↓↓↓

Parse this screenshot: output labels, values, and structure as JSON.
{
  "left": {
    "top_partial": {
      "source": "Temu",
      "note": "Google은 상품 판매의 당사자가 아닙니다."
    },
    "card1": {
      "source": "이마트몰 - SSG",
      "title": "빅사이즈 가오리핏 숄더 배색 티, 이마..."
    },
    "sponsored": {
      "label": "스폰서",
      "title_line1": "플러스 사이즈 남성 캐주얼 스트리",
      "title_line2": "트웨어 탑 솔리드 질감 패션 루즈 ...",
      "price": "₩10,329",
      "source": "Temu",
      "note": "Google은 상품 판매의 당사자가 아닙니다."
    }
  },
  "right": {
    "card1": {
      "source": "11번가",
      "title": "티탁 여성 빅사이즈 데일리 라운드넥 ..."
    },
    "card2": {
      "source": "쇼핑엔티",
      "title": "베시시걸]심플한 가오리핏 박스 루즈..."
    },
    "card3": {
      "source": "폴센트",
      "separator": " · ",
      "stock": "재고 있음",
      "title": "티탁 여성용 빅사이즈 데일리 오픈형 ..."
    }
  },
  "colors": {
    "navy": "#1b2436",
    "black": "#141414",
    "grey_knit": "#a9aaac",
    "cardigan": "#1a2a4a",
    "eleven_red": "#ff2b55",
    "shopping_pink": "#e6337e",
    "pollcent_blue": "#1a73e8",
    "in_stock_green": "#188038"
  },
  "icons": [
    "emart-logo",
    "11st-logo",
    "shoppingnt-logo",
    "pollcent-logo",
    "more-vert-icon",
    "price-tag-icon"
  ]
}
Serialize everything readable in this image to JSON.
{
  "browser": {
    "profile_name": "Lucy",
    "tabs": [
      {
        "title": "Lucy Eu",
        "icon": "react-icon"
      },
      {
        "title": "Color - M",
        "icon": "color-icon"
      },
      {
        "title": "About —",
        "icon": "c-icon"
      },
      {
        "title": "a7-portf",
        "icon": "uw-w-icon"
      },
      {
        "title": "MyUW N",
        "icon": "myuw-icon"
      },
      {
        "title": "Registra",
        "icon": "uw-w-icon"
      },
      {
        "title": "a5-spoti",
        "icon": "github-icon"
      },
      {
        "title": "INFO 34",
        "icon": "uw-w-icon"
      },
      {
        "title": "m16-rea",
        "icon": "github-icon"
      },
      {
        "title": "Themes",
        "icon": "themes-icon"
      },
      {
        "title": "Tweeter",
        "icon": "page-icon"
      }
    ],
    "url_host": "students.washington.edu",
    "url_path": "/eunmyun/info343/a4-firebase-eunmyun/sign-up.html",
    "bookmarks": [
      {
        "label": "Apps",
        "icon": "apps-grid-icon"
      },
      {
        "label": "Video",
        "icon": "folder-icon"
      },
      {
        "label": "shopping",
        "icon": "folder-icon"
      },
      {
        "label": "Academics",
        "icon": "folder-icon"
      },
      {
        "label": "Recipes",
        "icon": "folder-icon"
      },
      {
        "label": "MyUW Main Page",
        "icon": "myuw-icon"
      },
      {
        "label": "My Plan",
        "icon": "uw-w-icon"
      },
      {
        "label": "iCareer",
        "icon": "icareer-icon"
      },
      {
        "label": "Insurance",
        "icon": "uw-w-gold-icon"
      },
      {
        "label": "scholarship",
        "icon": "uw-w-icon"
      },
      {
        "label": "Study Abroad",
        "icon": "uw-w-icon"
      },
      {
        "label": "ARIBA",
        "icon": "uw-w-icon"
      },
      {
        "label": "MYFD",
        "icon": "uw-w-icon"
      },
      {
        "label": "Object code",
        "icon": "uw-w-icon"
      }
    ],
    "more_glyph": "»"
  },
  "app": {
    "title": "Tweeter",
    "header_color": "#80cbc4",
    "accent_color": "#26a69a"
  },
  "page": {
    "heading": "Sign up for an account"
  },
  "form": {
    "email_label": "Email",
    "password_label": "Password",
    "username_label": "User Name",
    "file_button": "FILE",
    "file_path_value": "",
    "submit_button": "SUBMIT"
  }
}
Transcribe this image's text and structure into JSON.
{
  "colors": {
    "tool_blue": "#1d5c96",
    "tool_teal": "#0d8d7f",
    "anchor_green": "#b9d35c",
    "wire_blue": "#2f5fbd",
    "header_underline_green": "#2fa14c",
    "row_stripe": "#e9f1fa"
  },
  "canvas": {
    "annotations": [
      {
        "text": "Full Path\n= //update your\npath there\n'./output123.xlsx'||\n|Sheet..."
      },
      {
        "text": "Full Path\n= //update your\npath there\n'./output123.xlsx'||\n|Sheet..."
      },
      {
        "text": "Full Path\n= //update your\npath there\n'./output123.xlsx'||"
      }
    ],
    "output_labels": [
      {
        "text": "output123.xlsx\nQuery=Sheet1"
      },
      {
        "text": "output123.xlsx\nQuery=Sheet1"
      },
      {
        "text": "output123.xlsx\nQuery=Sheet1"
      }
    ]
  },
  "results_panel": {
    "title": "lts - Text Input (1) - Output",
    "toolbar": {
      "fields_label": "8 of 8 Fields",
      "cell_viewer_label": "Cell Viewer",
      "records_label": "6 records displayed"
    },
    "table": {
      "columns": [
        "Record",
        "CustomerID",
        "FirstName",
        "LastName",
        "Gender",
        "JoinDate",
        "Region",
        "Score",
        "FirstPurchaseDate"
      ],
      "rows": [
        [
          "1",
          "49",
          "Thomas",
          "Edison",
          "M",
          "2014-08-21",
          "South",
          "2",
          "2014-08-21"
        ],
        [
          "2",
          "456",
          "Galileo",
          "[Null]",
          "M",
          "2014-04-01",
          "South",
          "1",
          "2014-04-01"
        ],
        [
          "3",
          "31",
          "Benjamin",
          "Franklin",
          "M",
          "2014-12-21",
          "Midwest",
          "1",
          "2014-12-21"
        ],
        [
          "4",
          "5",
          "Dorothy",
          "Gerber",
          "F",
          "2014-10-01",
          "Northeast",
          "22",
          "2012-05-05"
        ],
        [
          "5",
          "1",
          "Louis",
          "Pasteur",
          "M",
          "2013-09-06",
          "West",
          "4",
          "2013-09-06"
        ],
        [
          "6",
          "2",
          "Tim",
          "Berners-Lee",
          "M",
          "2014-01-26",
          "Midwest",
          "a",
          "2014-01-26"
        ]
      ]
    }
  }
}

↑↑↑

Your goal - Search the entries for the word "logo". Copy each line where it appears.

Result for this task -
    "emart-logo",
    "11st-logo",
    "shoppingnt-logo",
    "pollcent-logo",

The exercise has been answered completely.